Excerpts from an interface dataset
__________
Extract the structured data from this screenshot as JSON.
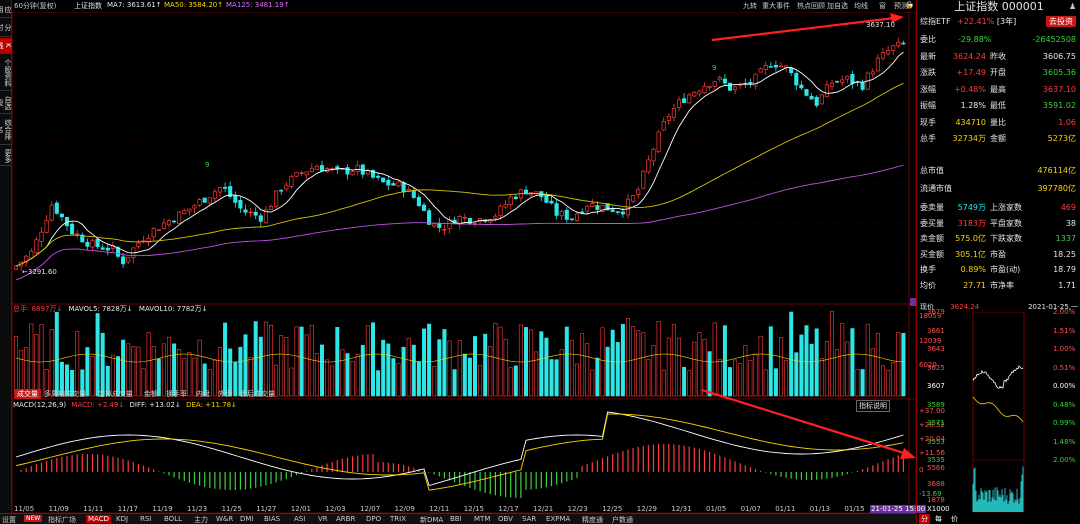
{
  "sidebar": {
    "tabs": [
      "应用",
      "分时图",
      "K线图",
      "个股资料",
      "自选股",
      "综合排名",
      "更多"
    ],
    "active_index": 2
  },
  "toolbar": {
    "period": "60分钟(复权)",
    "title": "上证指数",
    "ma7": "MA7: 3613.61↑",
    "ma50": "MA50: 3584.20↑",
    "ma125": "MA125: 3481.19↑",
    "right_items": [
      "九转",
      "重大事件",
      "热点回顾",
      "加自选",
      "均线",
      "窗",
      "预测"
    ]
  },
  "price_axis": {
    "labels": [
      "3657",
      "3599",
      "3541",
      "3483",
      "3424",
      "3366",
      "3308",
      "3254"
    ],
    "current_tag": "3254"
  },
  "annotations": {
    "low": "←3291.60",
    "high": "3637.10",
    "nine_a": "9",
    "nine_b": "9"
  },
  "volume": {
    "title": "总手: 6897万↓",
    "mavol5": "MAVOL5: 7828万↓",
    "mavol10": "MAVOL10: 7782万↓",
    "axis": [
      "18059",
      "12039",
      "6020"
    ],
    "tabs": [
      "成交量",
      "多周期成交量",
      "虚拟成交量",
      "金额",
      "换手率",
      "内盘",
      "外盘",
      "盘后成交量"
    ],
    "active_tab": 0
  },
  "macd": {
    "title": "MACD(12,26,9)",
    "macd": "MACD: +2.49↓",
    "diff": "DIFF: +13.02↓",
    "dea": "DEA: +11.78↓",
    "help": "指标说明",
    "axis": [
      "+37.00",
      "+28.52",
      "+20.04",
      "+11.56",
      "0",
      "-13.69"
    ]
  },
  "x_axis": {
    "labels": [
      "11/05",
      "11/09",
      "11/11",
      "11/17",
      "11/19",
      "11/23",
      "11/25",
      "11/27",
      "12/01",
      "12/03",
      "12/07",
      "12/09",
      "12/11",
      "12/15",
      "12/17",
      "12/21",
      "12/23",
      "12/25",
      "12/29",
      "12/31",
      "01/05",
      "01/07",
      "01/11",
      "01/13",
      "01/15",
      "01/19"
    ],
    "cursor": "21-01-25 15:00"
  },
  "bottom_tabs": {
    "items": [
      "设置",
      "NEW",
      "指标广场",
      "MACD",
      "KDJ",
      "RSI",
      "BOLL",
      "主力",
      "W&R",
      "DMI",
      "BIAS",
      "ASI",
      "VR",
      "ARBR",
      "DPO",
      "TRIX",
      "新DMA",
      "BBI",
      "MTM",
      "OBV",
      "SAR",
      "EXPMA",
      "精度通",
      "户数通"
    ],
    "active": "MACD"
  },
  "quote": {
    "title": "上证指数",
    "code": "000001",
    "etf_label": "综指ETF",
    "etf_change": "+22.41%",
    "etf_years": "[3年]",
    "etf_btn": "去投资",
    "weibi_label": "委比",
    "weibi_val": "-29.88%",
    "weicha_val": "-26452508",
    "rows": [
      {
        "l1": "最新",
        "v1": "3624.24",
        "l2": "昨收",
        "v2": "3606.75",
        "c1": "red",
        "c2": "white"
      },
      {
        "l1": "涨跌",
        "v1": "+17.49",
        "l2": "开盘",
        "v2": "3605.36",
        "c1": "red",
        "c2": "green"
      },
      {
        "l1": "涨幅",
        "v1": "+0.48%",
        "l2": "最高",
        "v2": "3637.10",
        "c1": "red",
        "c2": "red"
      },
      {
        "l1": "振幅",
        "v1": "1.28%",
        "l2": "最低",
        "v2": "3591.02",
        "c1": "white",
        "c2": "green"
      },
      {
        "l1": "现手",
        "v1": "434710",
        "l2": "量比",
        "v2": "1.06",
        "c1": "yellow",
        "c2": "red"
      },
      {
        "l1": "总手",
        "v1": "32734万",
        "l2": "金额",
        "v2": "5273亿",
        "c1": "yellow",
        "c2": "yellow"
      }
    ],
    "mkt_rows": [
      {
        "l1": "总市值",
        "v1": "476114亿"
      },
      {
        "l1": "流通市值",
        "v1": "397780亿"
      }
    ],
    "breadth_rows": [
      {
        "l1": "委卖量",
        "v1": "5749万",
        "l2": "上涨家数",
        "v2": "469",
        "c1": "cyan",
        "c2": "red"
      },
      {
        "l1": "委买量",
        "v1": "3183万",
        "l2": "平盘家数",
        "v2": "38",
        "c1": "red",
        "c2": "white"
      },
      {
        "l1": "卖金额",
        "v1": "575.0亿",
        "l2": "下跌家数",
        "v2": "1337",
        "c1": "yellow",
        "c2": "green"
      },
      {
        "l1": "买金额",
        "v1": "305.1亿",
        "l2": "市盈",
        "v2": "18.25",
        "c1": "yellow",
        "c2": "white"
      },
      {
        "l1": "换手",
        "v1": "0.89%",
        "l2": "市盈(动)",
        "v2": "18.79",
        "c1": "yellow",
        "c2": "white"
      },
      {
        "l1": "均价",
        "v1": "27.71",
        "l2": "市净率",
        "v2": "1.71",
        "c1": "yellow",
        "c2": "white"
      }
    ]
  },
  "mini": {
    "now_label": "现价",
    "now_val": "3624.24",
    "date": "2021-01-25,一",
    "left_axis": [
      "3679",
      "3661",
      "3643",
      "3625",
      "3607",
      "3589",
      "3571",
      "3553",
      "3535"
    ],
    "right_axis": [
      "2.00%",
      "1.51%",
      "1.00%",
      "0.51%",
      "0.00%",
      "0.48%",
      "0.99%",
      "1.48%",
      "2.00%"
    ],
    "vol_axis": [
      "5566",
      "3688",
      "1878",
      "X1000"
    ],
    "tabs": [
      "分",
      "每",
      "价"
    ]
  }
}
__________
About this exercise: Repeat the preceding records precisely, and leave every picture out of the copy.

Exercise result:
Extract the structured data from this screenshot as JSON.
{
  "sidebar": {
    "tabs": [
      "应用",
      "分时图",
      "K线图",
      "个股资料",
      "自选股",
      "综合排名",
      "更多"
    ],
    "active_index": 2
  },
  "toolbar": {
    "period": "60分钟(复权)",
    "title": "上证指数",
    "ma7": "MA7: 3613.61↑",
    "ma50": "MA50: 3584.20↑",
    "ma125": "MA125: 3481.19↑",
    "right_items": [
      "九转",
      "重大事件",
      "热点回顾",
      "加自选",
      "均线",
      "窗",
      "预测"
    ]
  },
  "price_axis": {
    "labels": [
      "3657",
      "3599",
      "3541",
      "3483",
      "3424",
      "3366",
      "3308",
      "3254"
    ],
    "current_tag": "3254"
  },
  "annotations": {
    "low": "←3291.60",
    "high": "3637.10",
    "nine_a": "9",
    "nine_b": "9"
  },
  "volume": {
    "title": "总手: 6897万↓",
    "mavol5": "MAVOL5: 7828万↓",
    "mavol10": "MAVOL10: 7782万↓",
    "axis": [
      "18059",
      "12039",
      "6020"
    ],
    "tabs": [
      "成交量",
      "多周期成交量",
      "虚拟成交量",
      "金额",
      "换手率",
      "内盘",
      "外盘",
      "盘后成交量"
    ],
    "active_tab": 0
  },
  "macd": {
    "title": "MACD(12,26,9)",
    "macd": "MACD: +2.49↓",
    "diff": "DIFF: +13.02↓",
    "dea": "DEA: +11.78↓",
    "help": "指标说明",
    "axis": [
      "+37.00",
      "+28.52",
      "+20.04",
      "+11.56",
      "0",
      "-13.69"
    ]
  },
  "x_axis": {
    "labels": [
      "11/05",
      "11/09",
      "11/11",
      "11/17",
      "11/19",
      "11/23",
      "11/25",
      "11/27",
      "12/01",
      "12/03",
      "12/07",
      "12/09",
      "12/11",
      "12/15",
      "12/17",
      "12/21",
      "12/23",
      "12/25",
      "12/29",
      "12/31",
      "01/05",
      "01/07",
      "01/11",
      "01/13",
      "01/15",
      "01/19"
    ],
    "cursor": "21-01-25 15:00"
  },
  "bottom_tabs": {
    "items": [
      "设置",
      "NEW",
      "指标广场",
      "MACD",
      "KDJ",
      "RSI",
      "BOLL",
      "主力",
      "W&R",
      "DMI",
      "BIAS",
      "ASI",
      "VR",
      "ARBR",
      "DPO",
      "TRIX",
      "新DMA",
      "BBI",
      "MTM",
      "OBV",
      "SAR",
      "EXPMA",
      "精度通",
      "户数通"
    ],
    "active": "MACD"
  },
  "quote": {
    "title": "上证指数",
    "code": "000001",
    "etf_label": "综指ETF",
    "etf_change": "+22.41%",
    "etf_years": "[3年]",
    "etf_btn": "去投资",
    "weibi_label": "委比",
    "weibi_val": "-29.88%",
    "weicha_val": "-26452508",
    "rows": [
      {
        "l1": "最新",
        "v1": "3624.24",
        "l2": "昨收",
        "v2": "3606.75",
        "c1": "red",
        "c2": "white"
      },
      {
        "l1": "涨跌",
        "v1": "+17.49",
        "l2": "开盘",
        "v2": "3605.36",
        "c1": "red",
        "c2": "green"
      },
      {
        "l1": "涨幅",
        "v1": "+0.48%",
        "l2": "最高",
        "v2": "3637.10",
        "c1": "red",
        "c2": "red"
      },
      {
        "l1": "振幅",
        "v1": "1.28%",
        "l2": "最低",
        "v2": "3591.02",
        "c1": "white",
        "c2": "green"
      },
      {
        "l1": "现手",
        "v1": "434710",
        "l2": "量比",
        "v2": "1.06",
        "c1": "yellow",
        "c2": "red"
      },
      {
        "l1": "总手",
        "v1": "32734万",
        "l2": "金额",
        "v2": "5273亿",
        "c1": "yellow",
        "c2": "yellow"
      }
    ],
    "mkt_rows": [
      {
        "l1": "总市值",
        "v1": "476114亿"
      },
      {
        "l1": "流通市值",
        "v1": "397780亿"
      }
    ],
    "breadth_rows": [
      {
        "l1": "委卖量",
        "v1": "5749万",
        "l2": "上涨家数",
        "v2": "469",
        "c1": "cyan",
        "c2": "red"
      },
      {
        "l1": "委买量",
        "v1": "3183万",
        "l2": "平盘家数",
        "v2": "38",
        "c1": "red",
        "c2": "white"
      },
      {
        "l1": "卖金额",
        "v1": "575.0亿",
        "l2": "下跌家数",
        "v2": "1337",
        "c1": "yellow",
        "c2": "green"
      },
      {
        "l1": "买金额",
        "v1": "305.1亿",
        "l2": "市盈",
        "v2": "18.25",
        "c1": "yellow",
        "c2": "white"
      },
      {
        "l1": "换手",
        "v1": "0.89%",
        "l2": "市盈(动)",
        "v2": "18.79",
        "c1": "yellow",
        "c2": "white"
      },
      {
        "l1": "均价",
        "v1": "27.71",
        "l2": "市净率",
        "v2": "1.71",
        "c1": "yellow",
        "c2": "white"
      }
    ]
  },
  "mini": {
    "now_label": "现价",
    "now_val": "3624.24",
    "date": "2021-01-25,一",
    "left_axis": [
      "3679",
      "3661",
      "3643",
      "3625",
      "3607",
      "3589",
      "3571",
      "3553",
      "3535"
    ],
    "right_axis": [
      "2.00%",
      "1.51%",
      "1.00%",
      "0.51%",
      "0.00%",
      "0.48%",
      "0.99%",
      "1.48%",
      "2.00%"
    ],
    "vol_axis": [
      "5566",
      "3688",
      "1878",
      "X1000"
    ],
    "tabs": [
      "分",
      "每",
      "价"
    ]
  }
}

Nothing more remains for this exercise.